The latest country working on changing its rules and regulations around cryptocurrencies is Tunisia which plans to decriminalize owning Bitcoin and crypto.
Tunisia’s minister of economy said over the weekend that he wants to change the law around cryptocurrencies which condemns people for mining cryptos and using them as payment. He said,
“I will change the law, we cannot put a Tunisian young man in prison for buying Bitcoin.”
Back in 2020, Marouane Abassi, Governor of the Central Bank of Tunisia, said that “we must follow” Bitcoin and the technology and prepare for effective monitoring of its use cases.

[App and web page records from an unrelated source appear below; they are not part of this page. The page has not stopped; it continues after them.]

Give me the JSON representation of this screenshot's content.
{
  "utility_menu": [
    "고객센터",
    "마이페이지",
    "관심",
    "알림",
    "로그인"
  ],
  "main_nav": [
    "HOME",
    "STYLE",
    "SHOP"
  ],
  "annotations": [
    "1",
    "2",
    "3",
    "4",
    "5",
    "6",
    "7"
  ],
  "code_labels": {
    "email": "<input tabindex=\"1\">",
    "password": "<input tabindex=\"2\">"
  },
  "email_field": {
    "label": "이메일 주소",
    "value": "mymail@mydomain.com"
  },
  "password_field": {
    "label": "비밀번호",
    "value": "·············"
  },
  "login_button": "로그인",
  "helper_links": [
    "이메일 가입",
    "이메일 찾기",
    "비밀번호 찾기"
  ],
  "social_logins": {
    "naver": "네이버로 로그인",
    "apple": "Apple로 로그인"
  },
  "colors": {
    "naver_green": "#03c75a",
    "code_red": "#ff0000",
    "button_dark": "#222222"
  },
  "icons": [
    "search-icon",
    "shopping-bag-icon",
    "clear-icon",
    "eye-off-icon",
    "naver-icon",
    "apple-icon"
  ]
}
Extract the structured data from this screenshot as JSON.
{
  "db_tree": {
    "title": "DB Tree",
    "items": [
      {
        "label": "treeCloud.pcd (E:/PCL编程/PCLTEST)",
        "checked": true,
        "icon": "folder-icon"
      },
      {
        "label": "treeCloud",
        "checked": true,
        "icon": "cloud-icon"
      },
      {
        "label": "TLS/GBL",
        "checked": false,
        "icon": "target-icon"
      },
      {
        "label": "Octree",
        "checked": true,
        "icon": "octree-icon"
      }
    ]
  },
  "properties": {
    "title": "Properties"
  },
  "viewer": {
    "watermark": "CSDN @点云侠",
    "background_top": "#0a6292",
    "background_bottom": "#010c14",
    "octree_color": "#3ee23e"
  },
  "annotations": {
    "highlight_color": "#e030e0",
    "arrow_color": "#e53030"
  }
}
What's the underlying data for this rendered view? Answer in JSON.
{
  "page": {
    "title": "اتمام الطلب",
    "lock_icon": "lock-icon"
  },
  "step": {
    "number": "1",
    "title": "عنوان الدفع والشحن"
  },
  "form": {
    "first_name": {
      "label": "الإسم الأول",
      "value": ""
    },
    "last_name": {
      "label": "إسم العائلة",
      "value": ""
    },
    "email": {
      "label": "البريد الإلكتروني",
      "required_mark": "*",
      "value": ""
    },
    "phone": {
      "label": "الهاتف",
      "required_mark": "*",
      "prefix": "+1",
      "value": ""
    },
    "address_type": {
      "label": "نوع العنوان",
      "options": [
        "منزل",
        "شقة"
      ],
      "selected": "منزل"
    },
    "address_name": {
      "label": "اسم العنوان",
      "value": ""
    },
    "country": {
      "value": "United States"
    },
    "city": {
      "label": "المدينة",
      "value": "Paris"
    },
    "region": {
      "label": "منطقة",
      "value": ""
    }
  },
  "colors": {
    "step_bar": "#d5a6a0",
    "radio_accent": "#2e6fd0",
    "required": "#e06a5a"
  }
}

A year before that, Tunisia, along with Afghanistan, was looking to issue bitcoin-based bonds to help save their ravaged economies. At the time, Marouane said the country had created a special group to explore functionalities of a sovereign Bitcoin bond and that crypto and blockchain offers.
“central banks an efficient tool to combat money-laundering, manage remittances, fight cross-border terrorism and limit grey economies.”
The same year, in 2019, Tunisia became the first African country to move its national currency to a blockchain platform with the help of the universal contracting platform, Monetas.
“eDinar” can be used to make money transfers, pay for utility bills, and manage official government identification documents, which is also available to transfer between citizens at shops, cafes, and restaurants amidst the central bank’s plans to integrate it in cross-border payments and circumvent the need for US dollars.
Tunisia is currently in discussion with the International Monetary Fund (IMF) regarding a new program focused on the size of the loan as talks continue on reforms for the country’s troubled economy.
It is discussing phasing out subsidies as Tunisia is considering the gradual removal of subsidies on food, electricity, and natural gas by 2024.
Now, finally, the country may take some constructive steps towards cryptocurrencies as more and more countries announce their support for crypto.
“The President of the Central American Bank (BCIE), a bank with 13.5 billion dollars in assets, supports our Bitcoin Law,” tweeted President Nayib Bukele over the weekend after the Central American Bank for Economic Integration (BCIE) said they would hold a press conference this week to talk about their approval of El Salvador’s support for Bitcoin.
Elsewhere, think tank Lobby New Zealand has sent a letter to Prime Minister Jacinda Ardern “asking that the New Zealand Government recognize Bitcoin as a foreign currency in eighty-six days when Bitcoin becomes legal tender in El Salvador.”